Lettering Large: Art and Design of Monumental Typography by Steven Heller and Mirko Ilić
The Monacelli Press, 2013
Hardcover, 224 pages
What happens to letters, words and phrases when they are blown up from their usual place on the pages of a book to occupying space within the public realm? The most obvious answer is that they become advertising, gracing the sides of buildings or billboards to entice consumers toward a certain product or brand. But as co-author Steven Heller asserts in a piece at Designers & Books, Lettering Large "is not about advertising—it’s about how the language of advertising is applied to architecture and art and identity."
Most of the examples of monumental typography collected in the book are fairly recent, but Heller and Ilić do acknowledge the history of large letters on buildings and in space, be it inscriptions on the buildings of ancient Rome or early modern attempts to synthesize architecture and graphic design. If one thing comes across while imbibing the many examples in the book's 240 pages, it is the blurring of the boundaries between art, architecture, typography, graphic design, and even landscape in many contemporary settings.
The authors compiled what seems like hundreds of examples of monumental typography into four chapters: Monumental Outdoor Type, Typo-Hypnotic Messages, Big and Better: Type as Object, A-R-T in T-Y-P-E. Generally, the venues for the first and last chapters are landscapes, while building facades and spaces are the canvases for the examples in the middle chapters, though this is hardly a rule. The book starts with the most monumental letters of all, those that are ideally read from above, via airplanes and even satellites. The North Carolina Museum of Art, with "PICTURE THIS" set into the landscape by Barbara Kruger, is actually one of the smaller such examples. For this and other large-scale messages to stay intact, the landscape will need to be maintained, but some of the more appealing examples are temporary formations of people (echoing the way Coca-Cola used birdseed in Piazza San Marco to entice pigeons to unknowingly spell out the company's name over 50 years ago) that are used for a variety of purposes, be it political, civic pride, or humor.
Not surprisingly, most of my favorites fall in the middle two chapters, where architecture takes on a more prominent role than in the chapters bookending them. The "typo-hypnotic messages" in the second chapter adorn building facades and line their insides, often conveying a message. Simplicity of the message is penultimate, even though in cases like the temporary MOMA QNS it took some effort, or being in the right place at the right time, to understand it. When used as an object in the following chapter, type becomes a pattern or just another texture or surface decoration. Words and phrases overlap and collide, symptomatic of our time when there is too much information to convey meaning adequately.
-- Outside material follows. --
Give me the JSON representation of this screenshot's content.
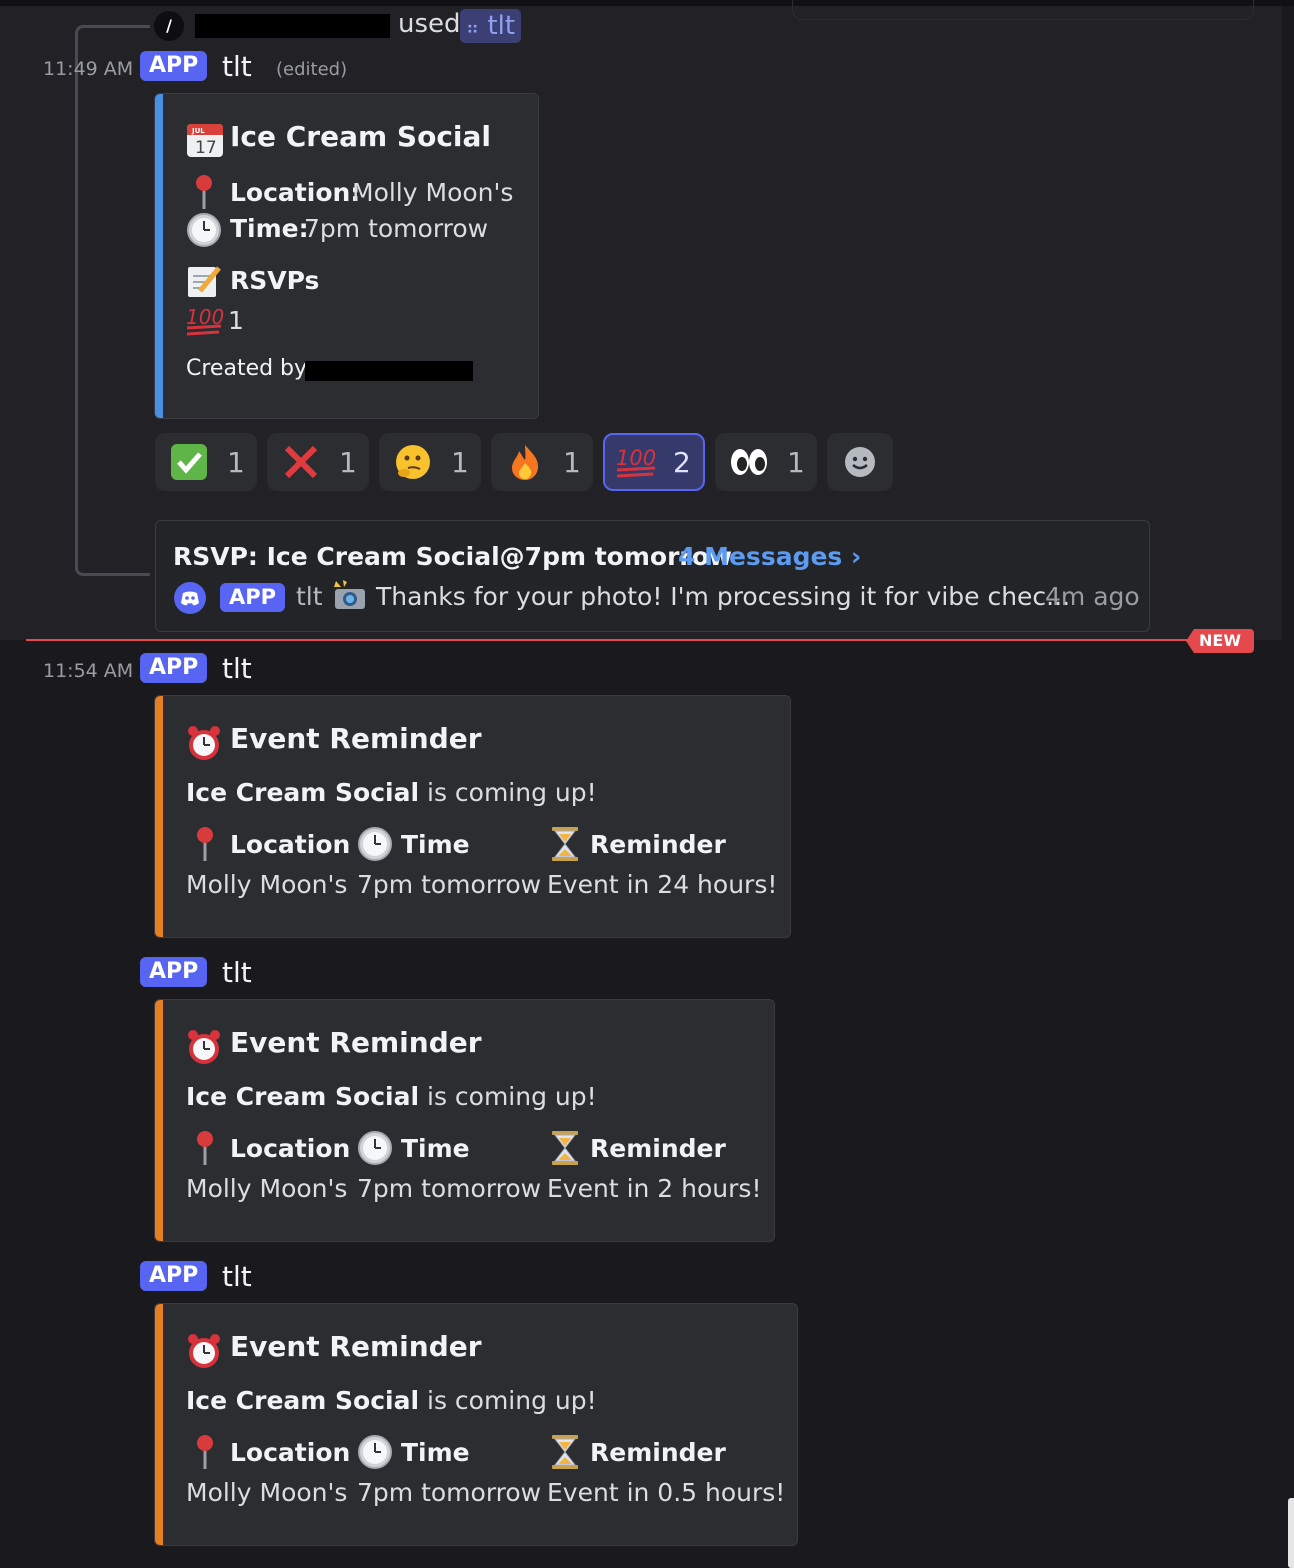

Heller and Ilić's helpful but basically uncritical text clearly places the emphasis on the great number of examples of monumental typography that exist, particularly from the last 10-15 years, and the even greater variety of applications. There is the feeling that letters, words, and phrases blown up to life-size and larger are a really good thing, even if the results are questionable at times – Mitsutomo Matsunami's Number House comes to mind. And it's easy to get swept along with them, taking in the ping-ponging fun, serious, and often colorful projects all over the world. Each page brings to mind a building or landscape with letters or words, making me see if the authors included it in the book; these searches make it clear the book really should have an index. But that is a small fault in an enjoyable book that is also a great reference of how type surrounds us even more than we could have imagined.